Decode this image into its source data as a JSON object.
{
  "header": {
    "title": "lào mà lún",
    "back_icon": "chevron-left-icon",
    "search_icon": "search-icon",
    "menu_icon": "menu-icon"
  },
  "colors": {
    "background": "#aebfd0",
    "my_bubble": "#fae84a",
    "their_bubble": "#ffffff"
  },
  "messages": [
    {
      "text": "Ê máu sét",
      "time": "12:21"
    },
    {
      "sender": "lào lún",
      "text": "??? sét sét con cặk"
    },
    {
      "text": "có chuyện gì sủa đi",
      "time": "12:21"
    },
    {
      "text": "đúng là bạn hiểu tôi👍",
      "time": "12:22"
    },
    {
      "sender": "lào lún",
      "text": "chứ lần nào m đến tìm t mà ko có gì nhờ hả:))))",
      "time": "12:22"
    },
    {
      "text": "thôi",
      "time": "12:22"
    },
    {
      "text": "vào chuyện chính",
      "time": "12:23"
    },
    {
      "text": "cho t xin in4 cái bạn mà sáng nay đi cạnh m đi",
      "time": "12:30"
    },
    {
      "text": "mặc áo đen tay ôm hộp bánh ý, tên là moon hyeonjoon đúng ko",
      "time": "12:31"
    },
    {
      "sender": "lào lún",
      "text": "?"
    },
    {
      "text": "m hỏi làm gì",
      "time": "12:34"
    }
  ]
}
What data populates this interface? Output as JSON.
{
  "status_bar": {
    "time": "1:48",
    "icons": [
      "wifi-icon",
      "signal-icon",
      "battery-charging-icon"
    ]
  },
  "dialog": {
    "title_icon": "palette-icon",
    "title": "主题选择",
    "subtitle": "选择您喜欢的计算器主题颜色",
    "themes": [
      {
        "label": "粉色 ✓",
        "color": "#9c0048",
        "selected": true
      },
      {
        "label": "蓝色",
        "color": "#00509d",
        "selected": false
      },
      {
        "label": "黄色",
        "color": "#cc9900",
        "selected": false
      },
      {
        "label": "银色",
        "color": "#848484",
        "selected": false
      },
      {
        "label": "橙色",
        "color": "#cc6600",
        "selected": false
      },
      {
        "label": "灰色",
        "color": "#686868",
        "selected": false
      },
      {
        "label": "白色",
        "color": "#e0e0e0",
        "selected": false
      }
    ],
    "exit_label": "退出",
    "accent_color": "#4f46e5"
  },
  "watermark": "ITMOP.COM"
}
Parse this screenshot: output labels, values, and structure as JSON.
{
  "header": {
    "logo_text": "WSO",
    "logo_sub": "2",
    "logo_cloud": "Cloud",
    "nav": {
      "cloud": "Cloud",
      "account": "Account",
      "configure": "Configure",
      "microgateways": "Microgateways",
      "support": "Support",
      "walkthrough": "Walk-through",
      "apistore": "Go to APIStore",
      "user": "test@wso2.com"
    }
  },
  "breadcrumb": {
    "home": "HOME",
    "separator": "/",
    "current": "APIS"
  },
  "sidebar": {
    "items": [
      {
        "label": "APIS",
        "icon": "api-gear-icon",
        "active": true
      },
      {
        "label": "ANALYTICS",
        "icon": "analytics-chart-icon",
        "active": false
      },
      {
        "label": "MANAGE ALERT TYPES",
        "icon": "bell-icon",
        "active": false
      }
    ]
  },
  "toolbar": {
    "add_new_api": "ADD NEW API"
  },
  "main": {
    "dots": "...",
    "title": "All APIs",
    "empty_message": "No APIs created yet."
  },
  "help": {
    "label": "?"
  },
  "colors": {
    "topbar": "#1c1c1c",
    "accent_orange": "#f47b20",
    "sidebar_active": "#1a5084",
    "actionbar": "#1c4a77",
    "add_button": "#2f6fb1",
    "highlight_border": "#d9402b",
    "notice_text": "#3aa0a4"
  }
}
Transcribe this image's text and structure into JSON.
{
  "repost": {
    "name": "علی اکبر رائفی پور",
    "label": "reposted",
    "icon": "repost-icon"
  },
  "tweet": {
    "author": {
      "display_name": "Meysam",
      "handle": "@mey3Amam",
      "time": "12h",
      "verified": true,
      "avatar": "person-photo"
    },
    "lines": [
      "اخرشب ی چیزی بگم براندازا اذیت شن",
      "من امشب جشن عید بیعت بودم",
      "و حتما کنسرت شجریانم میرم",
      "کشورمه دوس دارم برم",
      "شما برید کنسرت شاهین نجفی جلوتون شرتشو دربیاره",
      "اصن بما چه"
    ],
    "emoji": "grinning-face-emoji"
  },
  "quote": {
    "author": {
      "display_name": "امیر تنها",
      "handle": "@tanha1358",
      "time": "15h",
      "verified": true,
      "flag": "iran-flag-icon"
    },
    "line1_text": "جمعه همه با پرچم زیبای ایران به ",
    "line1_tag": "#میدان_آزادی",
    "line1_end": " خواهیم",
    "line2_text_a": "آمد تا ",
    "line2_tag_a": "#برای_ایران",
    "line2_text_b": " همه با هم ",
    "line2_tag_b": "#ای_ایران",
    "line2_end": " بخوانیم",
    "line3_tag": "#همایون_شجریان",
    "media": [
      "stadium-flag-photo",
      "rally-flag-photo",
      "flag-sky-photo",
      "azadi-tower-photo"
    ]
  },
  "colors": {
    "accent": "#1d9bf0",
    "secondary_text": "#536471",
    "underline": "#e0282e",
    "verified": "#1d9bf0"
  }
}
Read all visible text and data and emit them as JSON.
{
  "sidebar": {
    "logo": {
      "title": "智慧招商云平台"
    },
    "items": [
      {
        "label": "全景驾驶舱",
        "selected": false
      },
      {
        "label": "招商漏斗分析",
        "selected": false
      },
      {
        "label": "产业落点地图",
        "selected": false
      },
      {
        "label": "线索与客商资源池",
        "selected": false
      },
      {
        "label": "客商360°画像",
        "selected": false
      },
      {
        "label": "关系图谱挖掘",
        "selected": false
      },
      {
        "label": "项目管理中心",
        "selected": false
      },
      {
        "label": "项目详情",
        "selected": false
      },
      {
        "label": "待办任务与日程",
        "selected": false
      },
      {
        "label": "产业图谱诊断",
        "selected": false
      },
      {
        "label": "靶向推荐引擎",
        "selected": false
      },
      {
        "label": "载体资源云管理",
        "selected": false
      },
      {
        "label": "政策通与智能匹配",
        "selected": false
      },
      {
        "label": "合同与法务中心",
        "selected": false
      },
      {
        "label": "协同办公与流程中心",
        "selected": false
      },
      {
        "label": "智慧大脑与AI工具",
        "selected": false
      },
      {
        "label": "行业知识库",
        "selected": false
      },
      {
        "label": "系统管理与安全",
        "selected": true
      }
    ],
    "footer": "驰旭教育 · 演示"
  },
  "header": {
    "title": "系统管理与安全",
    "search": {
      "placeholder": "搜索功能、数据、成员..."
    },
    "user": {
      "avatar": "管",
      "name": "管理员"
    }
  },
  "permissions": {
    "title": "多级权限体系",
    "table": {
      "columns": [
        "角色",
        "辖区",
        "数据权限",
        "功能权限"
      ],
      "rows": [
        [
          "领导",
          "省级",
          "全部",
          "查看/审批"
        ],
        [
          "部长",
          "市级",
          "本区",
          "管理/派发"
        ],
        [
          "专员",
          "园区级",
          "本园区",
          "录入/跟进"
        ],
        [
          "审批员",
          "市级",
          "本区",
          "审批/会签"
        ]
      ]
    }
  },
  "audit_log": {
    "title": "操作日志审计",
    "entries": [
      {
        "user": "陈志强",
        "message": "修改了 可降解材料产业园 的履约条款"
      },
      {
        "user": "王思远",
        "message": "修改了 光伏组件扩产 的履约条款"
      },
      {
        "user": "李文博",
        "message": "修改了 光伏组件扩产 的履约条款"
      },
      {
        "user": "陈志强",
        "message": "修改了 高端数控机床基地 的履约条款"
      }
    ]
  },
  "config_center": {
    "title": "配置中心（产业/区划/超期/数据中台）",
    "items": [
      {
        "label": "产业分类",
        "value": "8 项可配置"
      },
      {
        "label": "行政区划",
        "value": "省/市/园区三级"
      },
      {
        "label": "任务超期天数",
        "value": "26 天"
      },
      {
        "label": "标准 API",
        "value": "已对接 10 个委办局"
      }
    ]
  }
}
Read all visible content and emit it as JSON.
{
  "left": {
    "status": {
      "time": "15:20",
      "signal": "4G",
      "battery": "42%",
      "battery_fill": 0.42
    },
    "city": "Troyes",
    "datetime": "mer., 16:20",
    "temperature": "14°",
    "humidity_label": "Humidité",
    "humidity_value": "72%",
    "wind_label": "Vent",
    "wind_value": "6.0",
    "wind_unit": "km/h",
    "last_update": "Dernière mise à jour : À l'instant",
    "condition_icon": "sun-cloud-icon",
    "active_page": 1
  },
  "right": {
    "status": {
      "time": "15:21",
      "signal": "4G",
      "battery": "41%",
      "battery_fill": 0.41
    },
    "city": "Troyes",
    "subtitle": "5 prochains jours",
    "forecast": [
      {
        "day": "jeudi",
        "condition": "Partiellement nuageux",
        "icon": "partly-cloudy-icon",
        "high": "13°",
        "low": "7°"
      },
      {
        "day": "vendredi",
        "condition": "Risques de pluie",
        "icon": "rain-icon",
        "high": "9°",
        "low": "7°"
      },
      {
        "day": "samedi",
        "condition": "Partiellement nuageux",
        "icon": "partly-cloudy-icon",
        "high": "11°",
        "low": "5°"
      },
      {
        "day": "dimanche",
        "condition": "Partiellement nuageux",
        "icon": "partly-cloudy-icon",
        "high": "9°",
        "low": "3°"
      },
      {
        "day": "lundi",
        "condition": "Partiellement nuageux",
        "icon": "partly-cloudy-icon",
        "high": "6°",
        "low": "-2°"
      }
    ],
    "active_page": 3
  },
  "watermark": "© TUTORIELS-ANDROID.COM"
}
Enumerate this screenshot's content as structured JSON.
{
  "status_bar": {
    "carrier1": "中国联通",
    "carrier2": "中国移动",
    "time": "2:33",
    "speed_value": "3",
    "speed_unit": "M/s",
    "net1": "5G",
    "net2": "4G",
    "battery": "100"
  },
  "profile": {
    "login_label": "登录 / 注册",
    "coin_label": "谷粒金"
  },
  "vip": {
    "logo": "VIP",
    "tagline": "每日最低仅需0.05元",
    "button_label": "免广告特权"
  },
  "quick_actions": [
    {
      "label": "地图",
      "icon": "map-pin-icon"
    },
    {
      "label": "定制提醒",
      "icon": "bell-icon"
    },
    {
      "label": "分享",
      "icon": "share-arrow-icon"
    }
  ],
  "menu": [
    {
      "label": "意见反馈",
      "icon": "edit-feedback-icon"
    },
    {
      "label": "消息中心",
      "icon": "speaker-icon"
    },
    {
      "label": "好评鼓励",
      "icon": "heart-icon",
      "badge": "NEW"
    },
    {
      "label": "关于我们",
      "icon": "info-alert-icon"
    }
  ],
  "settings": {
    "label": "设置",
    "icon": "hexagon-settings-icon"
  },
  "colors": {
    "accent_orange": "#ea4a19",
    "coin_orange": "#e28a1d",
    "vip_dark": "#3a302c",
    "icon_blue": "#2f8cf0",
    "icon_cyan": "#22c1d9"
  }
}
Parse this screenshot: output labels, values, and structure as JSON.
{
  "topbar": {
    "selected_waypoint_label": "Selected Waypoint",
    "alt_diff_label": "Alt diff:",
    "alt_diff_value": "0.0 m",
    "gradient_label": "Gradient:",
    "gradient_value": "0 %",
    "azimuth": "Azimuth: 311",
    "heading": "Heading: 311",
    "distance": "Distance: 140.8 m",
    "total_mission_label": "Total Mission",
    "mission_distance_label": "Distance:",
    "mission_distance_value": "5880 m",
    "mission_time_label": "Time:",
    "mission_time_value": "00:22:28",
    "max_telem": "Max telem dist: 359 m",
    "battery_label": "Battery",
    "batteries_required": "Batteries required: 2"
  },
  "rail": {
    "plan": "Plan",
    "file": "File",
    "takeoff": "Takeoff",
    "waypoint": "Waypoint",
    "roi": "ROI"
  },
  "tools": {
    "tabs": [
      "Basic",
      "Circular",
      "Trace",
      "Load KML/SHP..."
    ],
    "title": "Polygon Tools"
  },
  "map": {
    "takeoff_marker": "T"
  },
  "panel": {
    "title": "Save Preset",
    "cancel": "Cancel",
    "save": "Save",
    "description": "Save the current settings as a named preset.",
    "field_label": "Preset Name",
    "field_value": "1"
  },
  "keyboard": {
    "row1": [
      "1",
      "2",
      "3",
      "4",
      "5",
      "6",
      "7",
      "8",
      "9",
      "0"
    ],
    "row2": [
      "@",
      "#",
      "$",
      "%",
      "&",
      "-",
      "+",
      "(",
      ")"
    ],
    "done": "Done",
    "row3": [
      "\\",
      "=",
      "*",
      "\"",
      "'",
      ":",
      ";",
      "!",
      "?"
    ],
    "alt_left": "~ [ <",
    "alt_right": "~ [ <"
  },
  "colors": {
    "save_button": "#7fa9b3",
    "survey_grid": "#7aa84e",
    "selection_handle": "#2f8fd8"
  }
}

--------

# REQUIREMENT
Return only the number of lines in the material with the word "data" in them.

# SOLUTION TO THIS PROBLEM
3